How many lines in the entries below contain "JSON"? Answer with the number only.

Records excerpted from a collection
====
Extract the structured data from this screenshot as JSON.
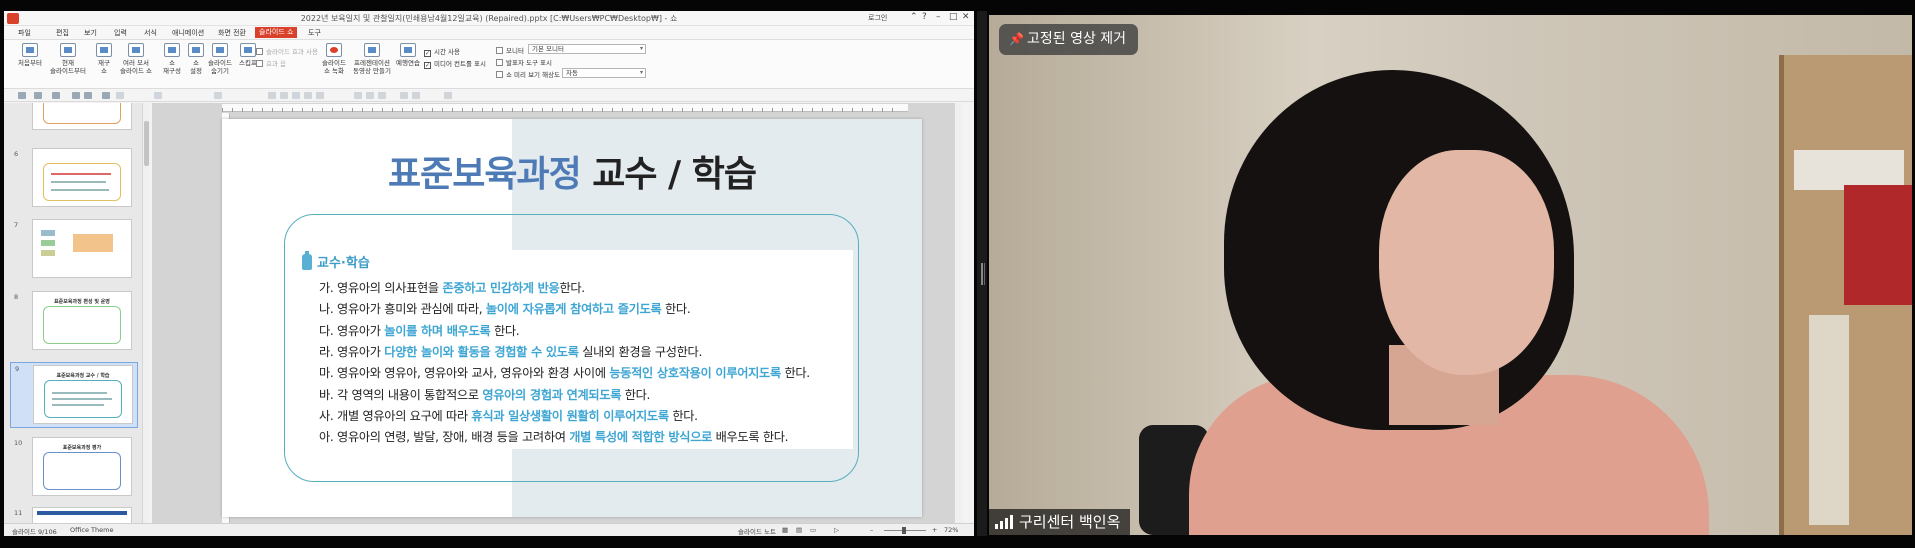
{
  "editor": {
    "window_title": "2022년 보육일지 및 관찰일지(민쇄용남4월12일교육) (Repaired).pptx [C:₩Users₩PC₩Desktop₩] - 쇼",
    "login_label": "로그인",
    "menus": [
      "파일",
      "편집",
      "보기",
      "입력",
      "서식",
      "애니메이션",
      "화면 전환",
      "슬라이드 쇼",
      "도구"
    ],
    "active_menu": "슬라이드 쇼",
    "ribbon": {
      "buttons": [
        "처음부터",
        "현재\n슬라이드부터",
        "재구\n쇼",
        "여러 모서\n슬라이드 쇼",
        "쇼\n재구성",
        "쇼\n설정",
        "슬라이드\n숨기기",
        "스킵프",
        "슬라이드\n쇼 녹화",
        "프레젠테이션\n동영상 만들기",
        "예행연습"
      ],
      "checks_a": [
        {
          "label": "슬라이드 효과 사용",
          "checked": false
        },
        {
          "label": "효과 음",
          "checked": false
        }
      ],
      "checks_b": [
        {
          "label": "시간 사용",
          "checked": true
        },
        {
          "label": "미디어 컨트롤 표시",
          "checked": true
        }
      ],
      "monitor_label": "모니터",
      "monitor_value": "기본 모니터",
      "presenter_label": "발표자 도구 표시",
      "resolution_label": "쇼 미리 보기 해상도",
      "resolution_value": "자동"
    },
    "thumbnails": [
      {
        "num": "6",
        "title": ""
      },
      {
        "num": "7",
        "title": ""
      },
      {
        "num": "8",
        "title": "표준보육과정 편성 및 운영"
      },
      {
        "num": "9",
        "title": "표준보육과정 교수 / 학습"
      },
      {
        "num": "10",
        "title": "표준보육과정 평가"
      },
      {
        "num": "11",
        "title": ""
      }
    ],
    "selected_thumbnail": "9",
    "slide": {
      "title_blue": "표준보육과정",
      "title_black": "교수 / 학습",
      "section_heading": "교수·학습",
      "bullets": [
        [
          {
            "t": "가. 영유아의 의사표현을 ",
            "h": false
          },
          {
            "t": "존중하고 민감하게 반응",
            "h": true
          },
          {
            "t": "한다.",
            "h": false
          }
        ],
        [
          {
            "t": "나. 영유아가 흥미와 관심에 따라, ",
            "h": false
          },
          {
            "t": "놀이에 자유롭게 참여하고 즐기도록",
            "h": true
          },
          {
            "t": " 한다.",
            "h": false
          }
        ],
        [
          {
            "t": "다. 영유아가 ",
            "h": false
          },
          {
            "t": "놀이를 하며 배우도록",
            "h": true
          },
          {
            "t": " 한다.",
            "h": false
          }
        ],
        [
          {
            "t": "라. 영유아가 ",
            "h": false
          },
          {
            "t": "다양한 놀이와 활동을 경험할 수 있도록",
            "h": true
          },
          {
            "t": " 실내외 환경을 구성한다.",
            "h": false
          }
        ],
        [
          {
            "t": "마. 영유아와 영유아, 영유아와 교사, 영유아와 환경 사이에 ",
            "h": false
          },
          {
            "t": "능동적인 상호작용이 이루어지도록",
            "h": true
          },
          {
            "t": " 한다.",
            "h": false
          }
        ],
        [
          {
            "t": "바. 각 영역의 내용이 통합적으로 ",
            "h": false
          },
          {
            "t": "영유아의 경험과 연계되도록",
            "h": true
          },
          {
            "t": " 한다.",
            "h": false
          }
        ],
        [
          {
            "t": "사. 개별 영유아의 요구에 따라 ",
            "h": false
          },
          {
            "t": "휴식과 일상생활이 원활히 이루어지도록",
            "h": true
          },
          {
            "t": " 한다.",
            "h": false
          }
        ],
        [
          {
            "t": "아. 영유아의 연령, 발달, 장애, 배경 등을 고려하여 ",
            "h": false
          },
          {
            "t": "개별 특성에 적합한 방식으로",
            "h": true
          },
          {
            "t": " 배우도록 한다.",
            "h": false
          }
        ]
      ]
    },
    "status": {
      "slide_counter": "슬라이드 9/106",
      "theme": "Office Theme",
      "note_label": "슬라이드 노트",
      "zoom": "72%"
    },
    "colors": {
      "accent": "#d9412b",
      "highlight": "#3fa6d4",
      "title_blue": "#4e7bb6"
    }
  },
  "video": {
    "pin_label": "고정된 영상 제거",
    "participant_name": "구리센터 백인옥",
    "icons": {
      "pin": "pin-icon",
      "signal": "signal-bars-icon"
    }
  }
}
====
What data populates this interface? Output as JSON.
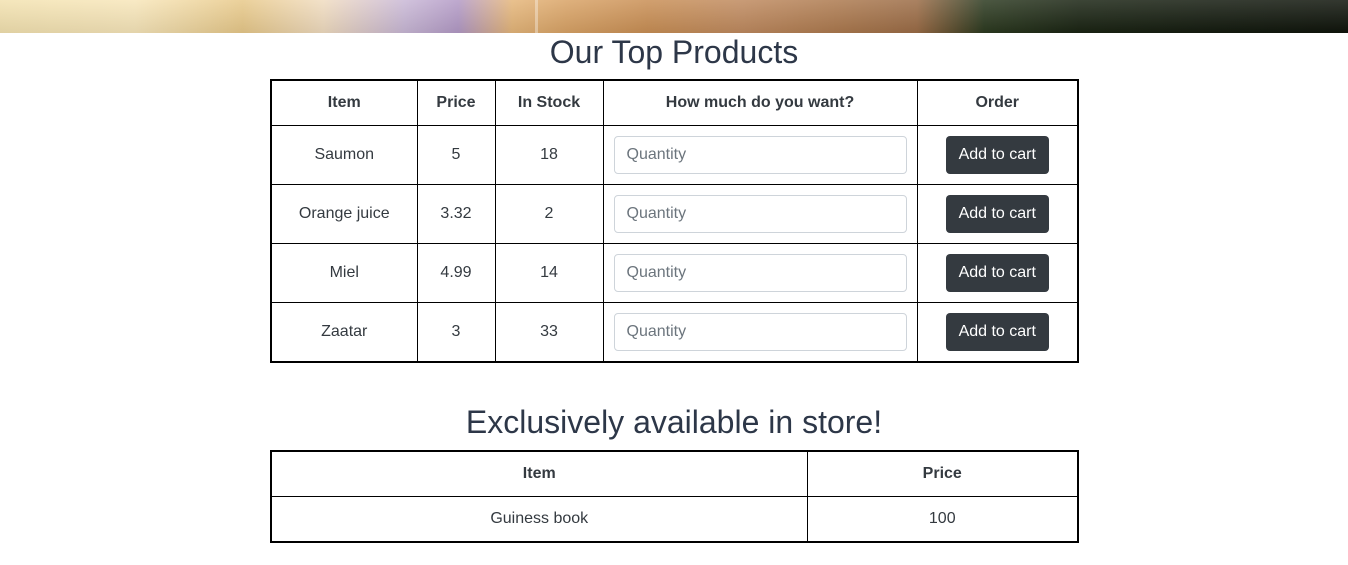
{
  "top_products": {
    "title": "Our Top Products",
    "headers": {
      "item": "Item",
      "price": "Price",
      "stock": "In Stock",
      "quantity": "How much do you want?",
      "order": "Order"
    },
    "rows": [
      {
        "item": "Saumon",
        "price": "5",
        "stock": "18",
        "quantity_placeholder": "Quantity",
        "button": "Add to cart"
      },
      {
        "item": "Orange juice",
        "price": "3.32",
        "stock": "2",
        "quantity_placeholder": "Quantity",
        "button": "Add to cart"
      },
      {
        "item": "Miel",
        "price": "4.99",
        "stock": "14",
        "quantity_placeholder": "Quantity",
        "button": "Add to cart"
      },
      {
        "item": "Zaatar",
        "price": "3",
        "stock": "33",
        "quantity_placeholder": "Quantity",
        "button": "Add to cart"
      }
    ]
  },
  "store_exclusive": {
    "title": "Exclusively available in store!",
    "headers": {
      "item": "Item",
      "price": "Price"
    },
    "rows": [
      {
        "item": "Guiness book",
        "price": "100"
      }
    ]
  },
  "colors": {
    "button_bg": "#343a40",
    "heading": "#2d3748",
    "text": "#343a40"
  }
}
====
## [Response to the task]
2